Stocks sank on the last trading day of 2016, with the Dow now 237 points short of the 20,000 milestone that it came closest to hitting on Dec. 20.
It was merely a weak end to a very strong year, however, with the S&P 500 gaining 9.5% and the small-company Russell 2000 jumping 19.5% for 2016.
For the day, the Dow Jones industrial average lost 0.3%, off 57 points to 19,762.60. But for 2016, the blue chips gained 13.4%.
The S&P 500 ended 0.5% lower for the day, while the Nasdaq composite fell 0.9%
Global stocks mostly rose on the year’s last day of trading, with Britain’s index rallying to hit another all-time high. The FTSE 100, which was trading for only a half day, rose 0.3%. That leaves the index 14.4% higher over 2016. Elsewhere in Europe, Germany’s DAX rose 0.3%, while France’s CAC 40 gained 0.5%.
Stocks gained Thursday, the Nasdaq joining the Dow, S&P 500 and Russell 2000 in record territory as all four indexes hit new all-time closing highs.
After a quiet start, major U.S. stock indexes jumped in afternoon trading as the market built on a surge the previous day. Banks and basic materials companies made the biggest gains, and technology companies also climbed. Defense contractors and other industrial companies took losses.
The small-stock Russell 2000 surged 1.5%.
Meanwhile the Dow Jones industrial average ended up about 65 points, or 0.3%. The Standard & Poor’s 500 index rose 0.2%. The Nasdaq composite jumped 0.4%.
These are the new closing highs for the four indexes:
U.S. government bond prices fell, sending yields higher. The yield on the 10-year Treasury note rose to 2.40% from 2.34%. That drove banks stocks up since higher interest rates will allow banks to charge more for lending money. Goldman Sachs (GS), which has surged 32% since the presidential election and is trading at a nine-year high, was up 2.5%, and Bank of America (BAC) picked up 1.7%.

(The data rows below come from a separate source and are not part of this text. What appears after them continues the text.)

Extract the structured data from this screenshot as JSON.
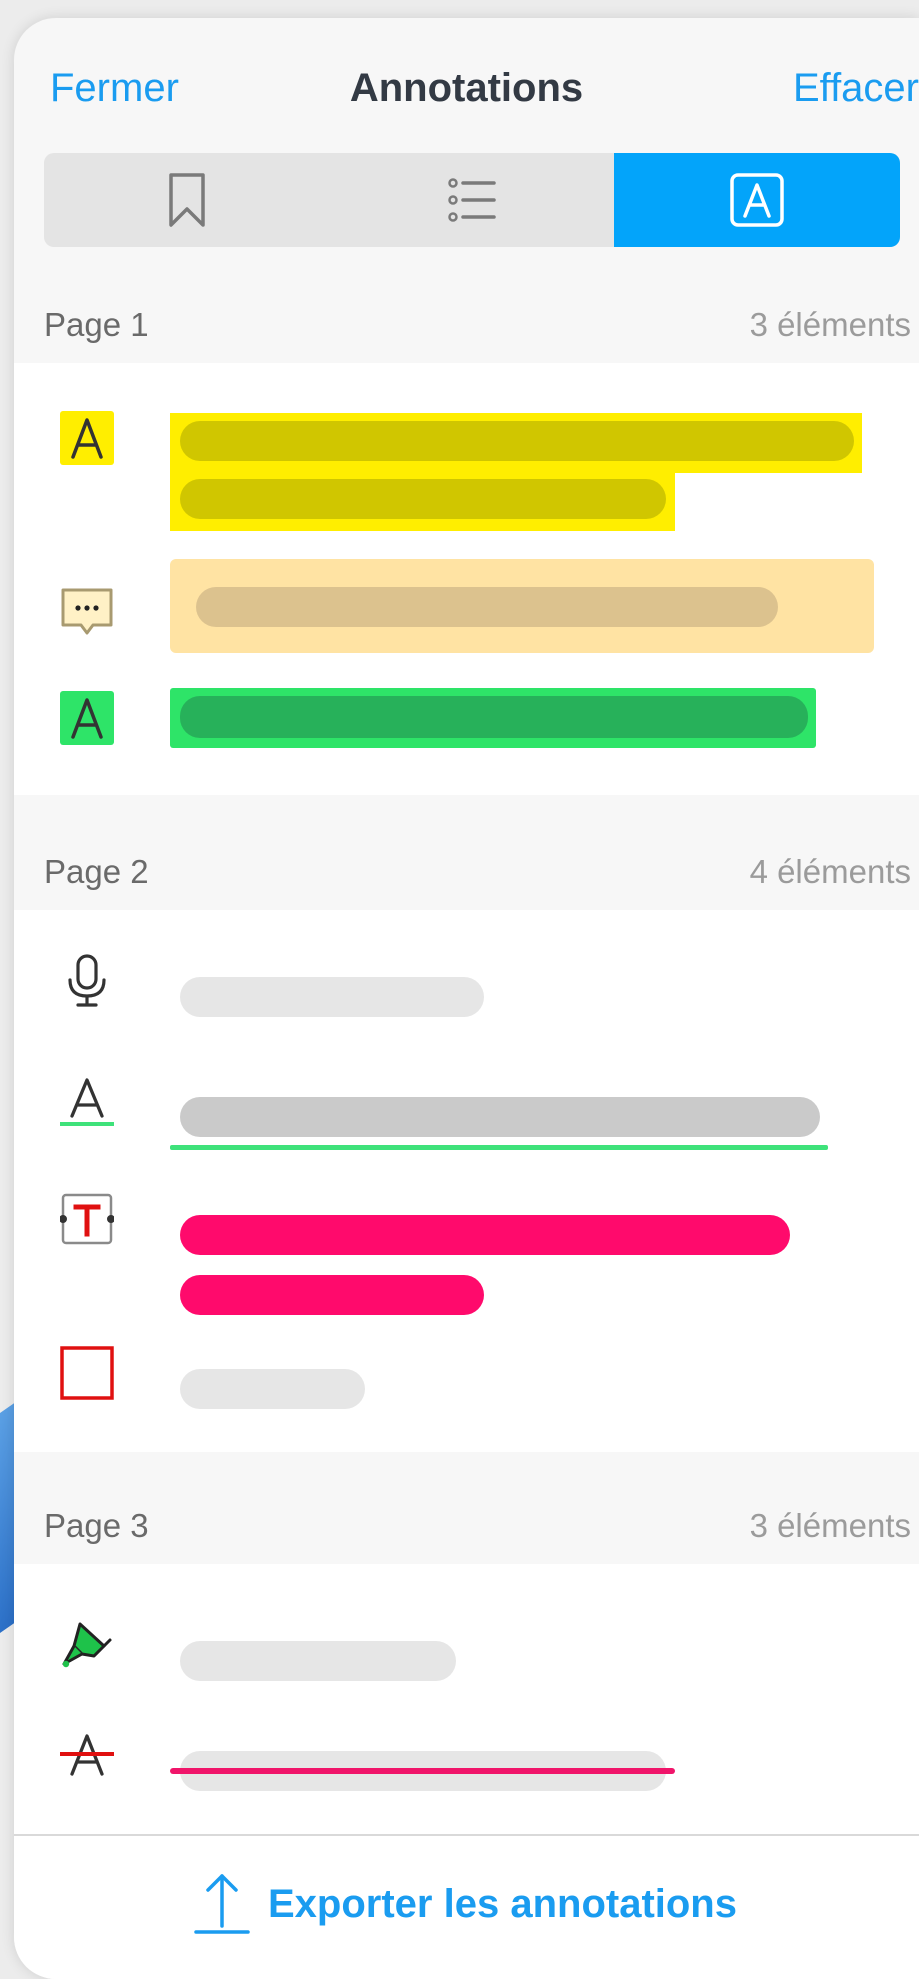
{
  "header": {
    "close_label": "Fermer",
    "title": "Annotations",
    "clear_label": "Effacer"
  },
  "tabs": {
    "bookmarks_icon": "bookmark-icon",
    "outline_icon": "list-icon",
    "annotations_icon": "annotation-icon",
    "selected": "annotations",
    "accent_color": "#03a4fa"
  },
  "sections": [
    {
      "label": "Page 1",
      "count": "3 éléments"
    },
    {
      "label": "Page 2",
      "count": "4 éléments"
    },
    {
      "label": "Page 3",
      "count": "3 éléments"
    }
  ],
  "annotation_types": {
    "page1": [
      "highlight-yellow",
      "note-comment",
      "highlight-green"
    ],
    "page2": [
      "audio-note",
      "underline-green",
      "text-box",
      "rectangle-shape"
    ],
    "page3": [
      "highlighter-pen",
      "strikethrough"
    ]
  },
  "colors": {
    "highlight_yellow": "#ffee00",
    "note_orange": "#ffe3a3",
    "highlight_green": "#2ee468",
    "underline_green": "#3ee27a",
    "textbox_pink": "#ff0a6c",
    "rectangle_red": "#e01010",
    "strike_pink": "#f0156a"
  },
  "footer": {
    "export_label": "Exporter les annotations",
    "export_icon": "share-upload-icon"
  }
}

European stocks climbed for the second day in a row. Germany’s DAX index was up 1.8% and France’s CA 40 index gained 0.9%. London’s FTSE 100 rose 0.4%.